1. Belmont, Philip J. Jr. MD1; Goodman, Gens P. DO1; Waterman, Brian R. MD1; Bader, Julia O. PhD2; Schoenfeld, Andrew J. MD1 Thirty-Day Postoperative Complications and Mortality Following Total Knee Arthroplasty, The Journal of Bone & Joint Surgery: January 1, 2014 - Volume 96 - Issue 1 - p 20-26 doi: 10.2106/JBJS.M.00018

2. Delanois RE, Mistry JB, Gwam CU, Mohamed NS, Choksi US, Mont MA. Current Epidemiology of Revision Total Knee Arthroplasty in the United States. J Arthroplasty. 2017;32(9):2663-2668. doi:10.1016/j.arth.2017.03.066

3.Cook R, Davidson P, Martin R; NIHR Dissemination Centre. More than 80% of total knee replacements can last for 25 years. BMJ. 2019;367:l5680. Published 2019 Dec 31. doi:10.1136/bmj.l5680

4.Sarpong NO, Boddapati V, Herndon CL, Shah RP, Cooper HJ, Geller JA. Trends in Length of Stay and 30-Day Complications After Total Knee Arthroplasty: An Analysis From 2006 to 2016. J Arthroplasty. 2019;34(8):1575-1580. doi:10.1016/j.arth.2019.04.027

5. Life expectancy in North America 2020. Statista. https://www.statista.com/statistics/274513/life-expectancy-in-north-america/. Published January 20, 2021. Accessed June 14, 2022.

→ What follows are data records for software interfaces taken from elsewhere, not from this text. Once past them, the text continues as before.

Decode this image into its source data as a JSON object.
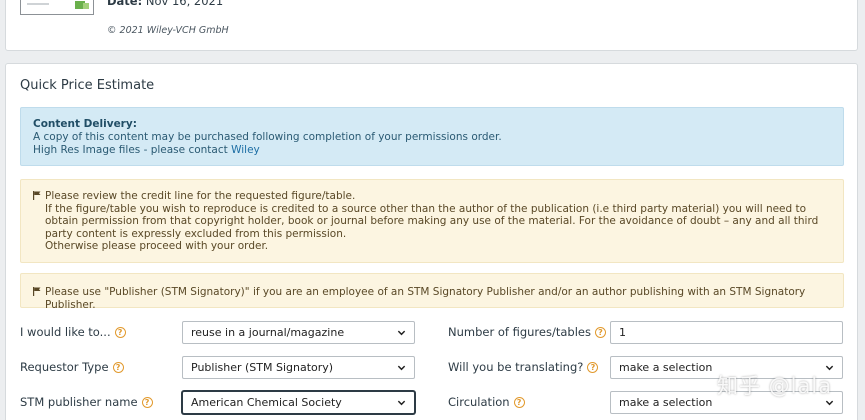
{
  "top": {
    "date_label": "Date:",
    "date_value": "Nov 16, 2021",
    "copyright": "© 2021 Wiley-VCH GmbH"
  },
  "estimate": {
    "title": "Quick Price Estimate",
    "content_delivery": {
      "title": "Content Delivery:",
      "line1": "A copy of this content may be purchased following completion of your permissions order.",
      "line2_prefix": "High Res Image files - please contact ",
      "line2_link": "Wiley"
    },
    "notice1": {
      "line1": "Please review the credit line for the requested figure/table.",
      "line2": "If the figure/table you wish to reproduce is credited to a source other than the author of the publication (i.e third party material) you will need to obtain permission from that copyright holder, book or journal before making any use of the material. For the avoidance of doubt – any and all third party content is expressly excluded from this permission.",
      "line3": "Otherwise please proceed with your order."
    },
    "notice2": "Please use \"Publisher (STM Signatory)\" if you are an employee of an STM Signatory Publisher and/or an author publishing with an STM Signatory Publisher."
  },
  "form": {
    "would_like_label": "I would like to...",
    "would_like_value": "reuse in a journal/magazine",
    "requestor_label": "Requestor Type",
    "requestor_value": "Publisher (STM Signatory)",
    "stm_label": "STM publisher name",
    "stm_value": "American Chemical Society",
    "figures_label": "Number of figures/tables",
    "figures_value": "1",
    "translating_label": "Will you be translating?",
    "translating_value": "make a selection",
    "circulation_label": "Circulation",
    "circulation_value": "make a selection"
  },
  "watermark": "知乎 @lala",
  "colors": {
    "info_bg": "#d4eaf5",
    "warn_bg": "#fcf5e1",
    "help_icon": "#e29a2e",
    "link": "#1c6ea4"
  }
}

6. Ali A, Lindstrand A, Sundberg M, Flivik G. Preoperative Anxiety and Depression Correlate With Dissatisfaction After Total Knee Arthroplasty: A Prospective Longitudinal Cohort Study of 186 Patients, With 4-Year Follow-Up. J Arthroplasty. 2017;32(3):767-770. doi:10.1016/j.arth.2016.08.033

7. Knee replacement alternatives to consider. Johns Hopkins Medicine. https://www.hopkinsmedicine.org/health/treatment-tests-and-therapies/knee-replacement-alternatives-to-consider. Published December 22, 2021. Accessed June 14, 2022.

8. Skou ST, Roos EM, Laursen MB, et al. A Randomized, Controlled Trial of Total Knee Replacement. N Engl J Med. 2015;373(17):1597-1606. doi:10.1056/NEJMoa1505467

9. Skou ST, Roos EM, Laursen MB, et al. Total knee replacement and nonsurgical treatment of knee osteoarthritis: 2-year outcome from two parallel randomized controlled trials. Osteoarthritis Cartilage. 2018;26(9):1170-1180. doi:10.1016/j.joca.2018.04.014

10. Carlson VR, Post ZD, Orozco FR, Davis DM, Lutz RW, Ong AC. When Does the Knee Feel Normal Again: A Cross-Sectional Study Assessing the Forgotten Joint Score in Patients After Total Knee Arthroplasty. J Arthroplasty. 2018;33(3):700-703. doi:10.1016/j.arth.2017.09.063

11. Canovas F, Dagneaux L. Quality of life after total knee arthroplasty. Orthop Traumatol Surg Res. 2018;104(1S):S41-S46. doi:10.1016/j.otsr.2017.04.017